Let me share the weight with you

Come out and feel the sun

I wrote a song for you

“Julieanne” comes next, and Crighton’s playful, dark humour admits that their relationship isn’t all domestic bliss:

You’ve threatened to kill me


But I don’t think you will

And I’ll love you ’til the end, Julieanne

That last line would have made a great ending for the album but Crighton has one more trick up his sleeve, a simple masterpiece called “Someone”. The lyrics are a rollcall of human behaviour. Some of these moments are profound, some are mundane but either way, Crighton lists them without judgement.

Someone’s fallen in war

Someone’s preparing for love

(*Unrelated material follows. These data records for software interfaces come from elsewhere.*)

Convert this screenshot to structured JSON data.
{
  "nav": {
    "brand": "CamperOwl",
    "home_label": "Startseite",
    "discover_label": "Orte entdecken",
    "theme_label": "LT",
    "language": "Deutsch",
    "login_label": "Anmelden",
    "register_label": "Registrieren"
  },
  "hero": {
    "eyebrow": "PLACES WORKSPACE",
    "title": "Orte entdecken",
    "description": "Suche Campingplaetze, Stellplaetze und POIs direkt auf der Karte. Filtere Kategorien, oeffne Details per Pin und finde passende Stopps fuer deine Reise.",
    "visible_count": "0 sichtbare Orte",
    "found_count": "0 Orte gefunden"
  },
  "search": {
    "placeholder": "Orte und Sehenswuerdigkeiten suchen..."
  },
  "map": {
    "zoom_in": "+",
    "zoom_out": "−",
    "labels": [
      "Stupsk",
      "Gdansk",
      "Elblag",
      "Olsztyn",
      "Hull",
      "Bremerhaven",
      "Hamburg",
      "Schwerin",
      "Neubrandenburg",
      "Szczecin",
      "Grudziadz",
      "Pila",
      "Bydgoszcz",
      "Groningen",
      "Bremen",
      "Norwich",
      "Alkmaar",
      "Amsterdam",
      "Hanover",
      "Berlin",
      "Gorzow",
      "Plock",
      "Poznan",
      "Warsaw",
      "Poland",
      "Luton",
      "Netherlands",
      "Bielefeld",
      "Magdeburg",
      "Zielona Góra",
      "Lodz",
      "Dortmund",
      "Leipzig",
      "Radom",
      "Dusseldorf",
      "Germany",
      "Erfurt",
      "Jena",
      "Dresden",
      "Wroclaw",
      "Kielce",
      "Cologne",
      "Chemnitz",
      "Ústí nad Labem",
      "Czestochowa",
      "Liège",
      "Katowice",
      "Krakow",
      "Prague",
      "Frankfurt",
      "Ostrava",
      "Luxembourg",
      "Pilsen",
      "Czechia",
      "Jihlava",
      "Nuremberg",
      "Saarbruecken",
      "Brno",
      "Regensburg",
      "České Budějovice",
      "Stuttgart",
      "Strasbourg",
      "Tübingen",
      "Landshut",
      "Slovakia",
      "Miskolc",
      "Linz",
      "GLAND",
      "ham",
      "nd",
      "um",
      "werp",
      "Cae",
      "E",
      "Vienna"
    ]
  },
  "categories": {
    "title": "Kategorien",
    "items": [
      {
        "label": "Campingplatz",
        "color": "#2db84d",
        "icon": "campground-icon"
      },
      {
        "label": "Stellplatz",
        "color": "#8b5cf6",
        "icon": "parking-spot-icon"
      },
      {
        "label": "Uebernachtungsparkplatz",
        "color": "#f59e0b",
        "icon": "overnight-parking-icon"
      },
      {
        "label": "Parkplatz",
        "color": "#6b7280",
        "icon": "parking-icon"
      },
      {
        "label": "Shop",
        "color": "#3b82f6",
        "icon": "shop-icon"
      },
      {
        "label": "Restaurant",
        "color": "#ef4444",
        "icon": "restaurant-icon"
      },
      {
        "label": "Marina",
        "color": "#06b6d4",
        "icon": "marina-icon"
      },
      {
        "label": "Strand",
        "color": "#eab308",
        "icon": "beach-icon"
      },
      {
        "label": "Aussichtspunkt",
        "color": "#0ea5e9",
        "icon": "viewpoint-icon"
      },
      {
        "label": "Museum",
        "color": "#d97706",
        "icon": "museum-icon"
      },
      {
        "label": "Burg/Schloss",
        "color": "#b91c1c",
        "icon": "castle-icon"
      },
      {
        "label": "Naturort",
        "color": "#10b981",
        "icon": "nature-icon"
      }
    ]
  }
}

Someone’s walking out the door

Someone can’t get enough

Someone got up off their knees

Someone got down on their luck

Someone needs more than a fuck

Someone’s impossible to please

I like Crighton’s lyrics so much that I find it hard to resist the urge to print them in full, but this is the final stanza:

Someone’s deep in regret

Someone’s getting on the gear

Someone’s in a cold grave

Someone’s getting out of here

The finale of “Someone” features the vocals of Gawurra, the Yolngu singer from Milingimbi Island in north-east Arnhem Land with his song line about a cockatoo, flying and observing. This aligns perfectly with the album’s running theme of totemic animals but, more importantly, Gawurra’s voice connects back to “Fire in the Empire” at the beginning of the album, demonstrating the survival of an ancient culture in the face of unbelievable adversity.

I said earlier that Empire is my favourite Australian album of the year thus far but I think that may be underselling it. This is the best album I’ve heard this year, from anywhere. At 32 years old, William Crighton has many years of creativity ahead of him but as far as I’m concerned his songwriting needs no further improvement. I’m eagerly awaiting a whole lot more of it.


Arts Diary

CLASSICAL The Bernstein Songbook

Sydney Opera House, May 10-12

THEATRE Quiet Faith

Home of the Arts, Gold Coast, May 9-10


Everglades Historic House & Gardens, Leura, NSW, until May 20

VISUAL ART Grandmothers

Museums throughout Melbourne, until October 28

THEATRE Resident Alien

Fortyfivedownstairs, Melbourne, May 9-13

THEATRE The Sugar House

Belvoir Theatre, Sydney, until June 3

THEATRE Going Down

Malthouse Theatre, Melbourne, May 10 – June 3

VISUAL ART Glitterscapes

Tuggeranong Arts Centre, ACT, May 10 – June 2

Last chance

DANCE Burn the Floor

QPAC, Brisbane, May 8-9

VISUAL ART Art on Parade

The Parade, Adelaide, until May 7

This article was first published in the print edition of The Saturday Paper on May 5, 2018 as "Empire of the sung".

This month marks 10 years since the first edition of The Saturday Paper. The paper is as audacious now as it was then: a rejection of conventional wisdom about what makes the news and who will read it.

To celebrate those 10 years - and the issue-defining journalism produced in them - we are offering all new subscribers a two-year digital subscription for the price of one. That's $298 worth of journalism for $109.

Get more of the best journalism in the country - and celebrate the success of a newspaper built on optimism.

Select your digital subscription

Month selector

Use your Google account to create your subscription